En Español

Q. Who is Mr. Smarty Plants?

A: There are those who suspect Wildflower Center volunteers are the culpable and capable culprits. Yet, others think staff members play some, albeit small, role. You can torture us with your plant questions, but we will never reveal the Green Guru's secret identity.

Help us grow by giving to the Plant Database Fund or by becoming a member

Did you know you can access the Native Plant Information Network with your web-enabled smartphone?

Share

Ask Mr. Smarty Plants

Ask Mr. Smarty Plants is a free service provided by the staff and volunteers at the Lady Bird Johnson Wildflower Center.

Search Smarty Plants
    
 
See a list of all Smarty Plants questions

Please forgive us, but Mr. Smarty Plants has been overwhelmed by a flood of mail and must take a break for awhile to catch up. We hope to be accepting new questions again soon. Thank you!

Need help with plant identification, visit the plant identification page.

 
rate this answer
Not Yet Rated

Sunday - August 16, 2009

From: Arlington, VA
Region: Mid-Atlantic
Topic: Trees
Title: Pine trees for West Virginia
Answered by: Nan Hampton

QUESTION:

I have two acres in the Canaan Valley, West Va. and would like to plant pine trees. What type would you recommend that the deers won't eat and the cold climate won't kill.

ANSWER:

There are seven species of pines native to West Virginia and all of them either occur in Tucker County or in a county adjacent to it.  All pines are somewhat resistant to deer and all except the first two on the list are also named on deer resistant lists.  All of these species can withstand cold temperatures that occur in West Virginia since they are native to the area, plus most of them also occur in states and provinces north of your state.

Pinus banksiana (jack pine) and here are photos and more information from Virginia Tech and the US Forest Service.

Pinus pungens (Table Mountain pine) and here are photos and more information from Virginia Tech and the US Forest Service.

Pinus rigida (pitch pine) is deer resistant according to TreeNames.net and the Delaware Fish and Wildlife Department.  Here are photos and more information from the University of Connecticut and the US Forest Service.

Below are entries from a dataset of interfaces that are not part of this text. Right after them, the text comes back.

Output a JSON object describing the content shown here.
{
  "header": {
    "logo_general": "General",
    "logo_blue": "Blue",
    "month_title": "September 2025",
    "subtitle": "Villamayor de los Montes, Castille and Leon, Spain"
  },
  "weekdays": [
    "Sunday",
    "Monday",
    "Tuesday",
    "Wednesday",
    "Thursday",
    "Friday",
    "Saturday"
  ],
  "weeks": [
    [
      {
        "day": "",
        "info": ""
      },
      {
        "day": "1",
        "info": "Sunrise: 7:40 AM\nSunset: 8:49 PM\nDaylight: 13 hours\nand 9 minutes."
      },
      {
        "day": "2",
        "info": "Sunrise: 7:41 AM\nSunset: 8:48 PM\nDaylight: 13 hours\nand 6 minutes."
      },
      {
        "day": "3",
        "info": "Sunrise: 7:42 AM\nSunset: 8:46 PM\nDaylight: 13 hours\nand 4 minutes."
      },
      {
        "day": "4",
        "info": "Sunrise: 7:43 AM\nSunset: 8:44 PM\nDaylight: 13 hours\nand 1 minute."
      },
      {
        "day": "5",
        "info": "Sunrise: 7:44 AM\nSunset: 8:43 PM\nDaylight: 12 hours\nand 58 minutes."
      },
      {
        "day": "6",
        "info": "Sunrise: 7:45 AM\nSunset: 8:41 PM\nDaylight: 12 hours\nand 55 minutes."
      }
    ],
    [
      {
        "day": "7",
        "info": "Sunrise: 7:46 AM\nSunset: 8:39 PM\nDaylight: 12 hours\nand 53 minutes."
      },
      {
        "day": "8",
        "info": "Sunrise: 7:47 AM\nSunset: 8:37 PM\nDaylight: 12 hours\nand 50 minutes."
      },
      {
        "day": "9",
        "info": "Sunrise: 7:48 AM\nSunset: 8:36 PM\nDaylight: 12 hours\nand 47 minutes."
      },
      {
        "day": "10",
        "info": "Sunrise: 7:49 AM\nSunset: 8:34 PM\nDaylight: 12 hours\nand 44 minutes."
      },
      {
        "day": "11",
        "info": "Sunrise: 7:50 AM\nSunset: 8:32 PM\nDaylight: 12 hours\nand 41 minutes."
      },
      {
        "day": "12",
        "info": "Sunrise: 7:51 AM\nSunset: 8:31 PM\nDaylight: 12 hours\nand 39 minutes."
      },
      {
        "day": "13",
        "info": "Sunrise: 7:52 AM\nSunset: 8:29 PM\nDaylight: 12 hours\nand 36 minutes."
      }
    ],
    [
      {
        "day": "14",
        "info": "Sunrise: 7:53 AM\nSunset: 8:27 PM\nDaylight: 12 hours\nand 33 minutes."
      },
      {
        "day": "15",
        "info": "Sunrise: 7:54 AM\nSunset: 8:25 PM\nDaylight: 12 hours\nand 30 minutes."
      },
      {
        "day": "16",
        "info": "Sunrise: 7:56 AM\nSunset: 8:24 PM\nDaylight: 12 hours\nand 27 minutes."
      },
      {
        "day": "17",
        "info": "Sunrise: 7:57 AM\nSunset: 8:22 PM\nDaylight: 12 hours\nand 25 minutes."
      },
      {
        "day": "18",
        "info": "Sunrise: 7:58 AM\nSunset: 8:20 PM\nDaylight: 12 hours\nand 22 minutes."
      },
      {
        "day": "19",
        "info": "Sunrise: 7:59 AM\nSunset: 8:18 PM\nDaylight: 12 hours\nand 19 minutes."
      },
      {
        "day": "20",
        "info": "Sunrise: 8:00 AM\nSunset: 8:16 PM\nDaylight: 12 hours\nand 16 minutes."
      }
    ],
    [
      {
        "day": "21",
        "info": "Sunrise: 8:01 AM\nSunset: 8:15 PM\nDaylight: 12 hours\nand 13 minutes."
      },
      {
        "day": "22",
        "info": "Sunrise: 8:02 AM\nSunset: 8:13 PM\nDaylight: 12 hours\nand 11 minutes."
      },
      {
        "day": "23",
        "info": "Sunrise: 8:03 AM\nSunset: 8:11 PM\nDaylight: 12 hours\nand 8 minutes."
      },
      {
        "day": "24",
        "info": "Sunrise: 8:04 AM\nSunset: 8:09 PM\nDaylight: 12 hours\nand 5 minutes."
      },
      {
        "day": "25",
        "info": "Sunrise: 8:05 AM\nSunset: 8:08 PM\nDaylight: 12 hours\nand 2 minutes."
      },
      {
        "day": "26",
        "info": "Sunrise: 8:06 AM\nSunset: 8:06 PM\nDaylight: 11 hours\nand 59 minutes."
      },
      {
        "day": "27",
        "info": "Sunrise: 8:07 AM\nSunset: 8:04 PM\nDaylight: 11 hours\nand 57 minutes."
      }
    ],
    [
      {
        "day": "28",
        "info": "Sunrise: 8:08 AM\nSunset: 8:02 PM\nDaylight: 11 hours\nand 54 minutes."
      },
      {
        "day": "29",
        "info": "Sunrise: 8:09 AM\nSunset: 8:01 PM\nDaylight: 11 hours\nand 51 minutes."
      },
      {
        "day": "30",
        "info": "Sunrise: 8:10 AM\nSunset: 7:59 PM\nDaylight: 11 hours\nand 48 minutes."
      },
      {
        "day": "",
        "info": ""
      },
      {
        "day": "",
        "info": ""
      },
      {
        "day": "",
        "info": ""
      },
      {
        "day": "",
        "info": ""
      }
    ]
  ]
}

Pinus strobus (eastern white pine) is deer resistant according to TreeNames.net.  Here is information from the US Forest Service.

Pinus virginiana (Virginia pine) is deer resistant according to the Delaware Fish and Wildlife Department.  Here is information from the US Forest Service.

Pinus echinata (shortleaf pine) is deer resistant according to the Delaware Fish and Wildlife Department.  Here is information from the US Forest Service.

Pinus resinosa (red pine) is deer resistant according to is deer resistant according to TreeNames.net and Twombly Nursery in Monroe, Connecticut.  Here are more photos and information from the University of Connecticut and the US Forest Service.


Pinus strobus

Pinus virginiana

Pinus echinata

 

 

More Trees Questions

Treating scarred Gum Bumelia from Lampasas TX
June 05, 2013 - We have a very old Gum Bumelia with a scarred open tree trunk. In the past concrete was used to fill the scarred trunk. What is the acceptable method of helping the tree. More concrete or using blac...
view the full question and answer

Fast growing non-invasive flowering tree from Carlsbad CA
April 17, 2013 - Looking for fast growing flowering tree with non-invasive roots.
view the full question and answer

Storm damage to native sweet bay magnolias in Kentucky
February 04, 2009 - Can you please share information on storm damage to sweet bay magnolias; if the top is broken off can the tree maintain its natural shape or will the sides begin to grow more than the top; i.e., growt...
view the full question and answer

Xeriscaping in clay on a slope in Fort Worth
April 06, 2006 - Xeriscaping in clay (Fort Worth) on a slope -- Please offer suggestions and publications. Thanks
view the full question and answer

Landscape color for Rialto, CA
May 11, 2009 - My sister-in-law lives in Rialto CA near the base of the San Bernardino Mt ranges and it gets very windy out there. She and I were trying to figure out the best native plants for her area. Her home fa...
view the full question and answer

Support the Wildflower Center by Donating Online or Becoming a Member today.
E-NEWSLETTER | BECOME A MEMBER | DONATE NOW | MEDIA | JOBS | SITEMAP | STAFF INTRANET
© 2016 Lady Bird Johnson Wildflower Center